◆ What you will do
Among the entries below, how many lines contain the string "accent"? Reply with that number alone.

BEGIN

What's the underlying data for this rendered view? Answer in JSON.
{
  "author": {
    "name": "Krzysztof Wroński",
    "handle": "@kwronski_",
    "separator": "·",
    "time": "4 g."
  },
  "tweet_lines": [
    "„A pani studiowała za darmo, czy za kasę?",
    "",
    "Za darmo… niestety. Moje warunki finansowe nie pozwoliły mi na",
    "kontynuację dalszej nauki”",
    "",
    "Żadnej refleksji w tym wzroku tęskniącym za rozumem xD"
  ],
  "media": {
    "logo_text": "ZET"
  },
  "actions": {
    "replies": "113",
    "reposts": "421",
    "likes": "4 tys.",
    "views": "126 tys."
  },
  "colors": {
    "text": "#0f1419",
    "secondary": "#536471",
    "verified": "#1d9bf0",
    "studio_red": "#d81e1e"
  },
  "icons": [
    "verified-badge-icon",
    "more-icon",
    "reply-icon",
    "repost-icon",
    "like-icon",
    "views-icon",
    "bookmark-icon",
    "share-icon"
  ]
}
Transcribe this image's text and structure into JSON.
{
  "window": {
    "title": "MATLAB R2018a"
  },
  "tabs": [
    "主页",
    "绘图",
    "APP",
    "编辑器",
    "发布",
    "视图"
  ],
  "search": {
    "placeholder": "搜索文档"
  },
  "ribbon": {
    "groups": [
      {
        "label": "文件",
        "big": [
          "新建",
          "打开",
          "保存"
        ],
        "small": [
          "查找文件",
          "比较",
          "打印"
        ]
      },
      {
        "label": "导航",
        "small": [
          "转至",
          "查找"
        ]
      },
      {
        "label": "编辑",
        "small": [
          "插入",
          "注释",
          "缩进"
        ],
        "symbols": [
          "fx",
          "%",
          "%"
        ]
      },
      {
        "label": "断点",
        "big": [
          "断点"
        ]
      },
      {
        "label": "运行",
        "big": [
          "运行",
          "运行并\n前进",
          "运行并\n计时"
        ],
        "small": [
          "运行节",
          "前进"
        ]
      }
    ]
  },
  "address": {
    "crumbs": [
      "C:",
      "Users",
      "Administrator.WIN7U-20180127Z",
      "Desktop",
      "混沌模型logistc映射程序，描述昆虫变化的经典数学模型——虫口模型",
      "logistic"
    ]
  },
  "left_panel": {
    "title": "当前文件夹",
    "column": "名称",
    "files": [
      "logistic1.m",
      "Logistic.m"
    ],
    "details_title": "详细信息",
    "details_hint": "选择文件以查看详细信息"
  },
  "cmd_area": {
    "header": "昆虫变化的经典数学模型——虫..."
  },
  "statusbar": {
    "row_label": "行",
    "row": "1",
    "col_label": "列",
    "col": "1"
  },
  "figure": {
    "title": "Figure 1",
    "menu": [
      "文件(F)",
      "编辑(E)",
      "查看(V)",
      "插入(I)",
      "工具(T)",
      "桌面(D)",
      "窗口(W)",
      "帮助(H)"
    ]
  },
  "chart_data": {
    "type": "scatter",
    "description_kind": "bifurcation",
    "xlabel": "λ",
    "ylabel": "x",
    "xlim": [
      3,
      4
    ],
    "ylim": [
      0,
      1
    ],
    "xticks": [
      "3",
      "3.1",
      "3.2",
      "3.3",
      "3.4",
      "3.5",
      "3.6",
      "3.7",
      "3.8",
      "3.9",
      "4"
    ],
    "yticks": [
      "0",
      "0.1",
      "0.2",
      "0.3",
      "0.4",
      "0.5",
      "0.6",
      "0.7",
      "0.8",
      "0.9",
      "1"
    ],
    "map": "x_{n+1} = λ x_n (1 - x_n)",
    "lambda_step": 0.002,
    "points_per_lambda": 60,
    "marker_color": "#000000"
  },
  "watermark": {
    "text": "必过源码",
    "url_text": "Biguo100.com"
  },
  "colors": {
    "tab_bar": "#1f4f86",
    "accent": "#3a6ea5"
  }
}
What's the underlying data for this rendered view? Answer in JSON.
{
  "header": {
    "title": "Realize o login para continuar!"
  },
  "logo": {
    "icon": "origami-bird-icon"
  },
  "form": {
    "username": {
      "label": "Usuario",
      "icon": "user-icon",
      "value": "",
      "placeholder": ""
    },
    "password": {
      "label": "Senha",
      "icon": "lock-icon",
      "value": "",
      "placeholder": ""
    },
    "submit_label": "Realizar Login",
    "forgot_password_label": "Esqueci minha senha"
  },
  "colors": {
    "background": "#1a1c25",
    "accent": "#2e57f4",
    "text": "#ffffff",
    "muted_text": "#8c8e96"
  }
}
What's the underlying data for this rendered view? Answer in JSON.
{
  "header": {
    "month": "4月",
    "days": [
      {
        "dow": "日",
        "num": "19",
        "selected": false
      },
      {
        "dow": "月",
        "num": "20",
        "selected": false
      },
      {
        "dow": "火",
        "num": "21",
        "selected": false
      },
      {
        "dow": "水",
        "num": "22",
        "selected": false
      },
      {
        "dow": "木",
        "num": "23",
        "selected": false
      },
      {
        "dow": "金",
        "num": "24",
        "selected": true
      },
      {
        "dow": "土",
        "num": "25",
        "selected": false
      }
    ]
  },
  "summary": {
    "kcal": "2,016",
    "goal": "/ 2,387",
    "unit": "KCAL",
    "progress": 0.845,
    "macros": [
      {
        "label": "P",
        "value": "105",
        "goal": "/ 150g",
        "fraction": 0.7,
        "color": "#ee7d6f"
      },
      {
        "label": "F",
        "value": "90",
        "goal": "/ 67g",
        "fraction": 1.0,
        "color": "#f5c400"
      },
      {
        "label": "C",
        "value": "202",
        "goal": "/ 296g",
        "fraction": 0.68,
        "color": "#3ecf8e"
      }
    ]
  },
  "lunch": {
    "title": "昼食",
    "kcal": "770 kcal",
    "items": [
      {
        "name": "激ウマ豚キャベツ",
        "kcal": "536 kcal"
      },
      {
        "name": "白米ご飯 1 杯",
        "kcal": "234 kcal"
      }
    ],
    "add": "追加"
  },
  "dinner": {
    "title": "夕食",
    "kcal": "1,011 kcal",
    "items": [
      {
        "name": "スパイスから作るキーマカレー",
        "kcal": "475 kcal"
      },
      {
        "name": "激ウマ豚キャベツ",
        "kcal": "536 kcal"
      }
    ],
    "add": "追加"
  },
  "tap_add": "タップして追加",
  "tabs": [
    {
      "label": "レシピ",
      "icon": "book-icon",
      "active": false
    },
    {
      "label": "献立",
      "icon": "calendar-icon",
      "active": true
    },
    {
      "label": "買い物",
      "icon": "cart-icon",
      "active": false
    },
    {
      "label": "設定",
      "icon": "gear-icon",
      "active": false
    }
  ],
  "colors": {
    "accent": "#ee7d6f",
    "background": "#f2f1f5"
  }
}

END

◆ Result for this exercise
3